Worse yet, some agricultural economists have estimated that nearly half of all crop insurance benefits go to the largest 5 percent of farms. That leaves over 3 million farmers competing for the other half. Such drought hand-outs do little to make farms more resilient in the face of climate change.  Farmers seldom use this support to transition to more efficient irrigation systems or to crops that sequester more carbon. Food producers need other kinds of assistance to move toward longer term solutions to the climate crisis, or else we will have a food security crisis.

One proposal now being forwarded calls for a new USDA Desert Agriculture and Climate Adaptation Center to be located in the desert along the Arizona-Mexico border, where rural poverty is twice the national average. It would undertake trials of desert adapted food crops, determine which tree crops and perennial forages pull down more carbon and test super-efficient irrigation technologies. It would evaluate the benefits of growing high-value herbs and berries under high-strut agrivoltaic panels, facilitating the co-location of renewable energy, rainwater-harvesting and food production.

It is time the USDA invest in solutions that will work for farmers and ranchers over the long haul, rather than throwing them dry crumbs after each drought disaster.

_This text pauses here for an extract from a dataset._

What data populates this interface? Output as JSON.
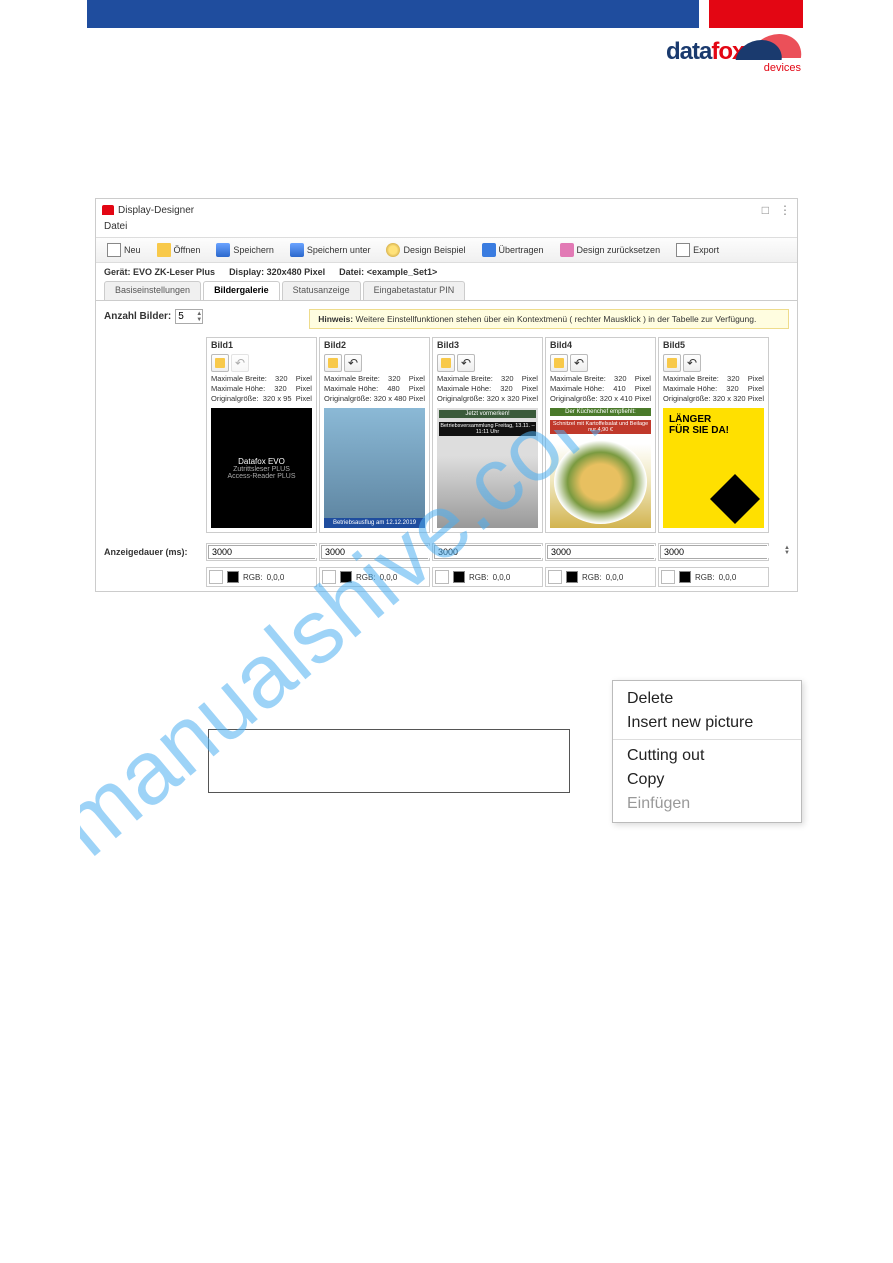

Gary Paul Nabhan is the W.K. Kellogg chair in food and water security for the borderlands at the University of Arizona Southwest Center and author “Jesus for Farmers and Fishers: Justice for All Those Marginalized by Our Food System.”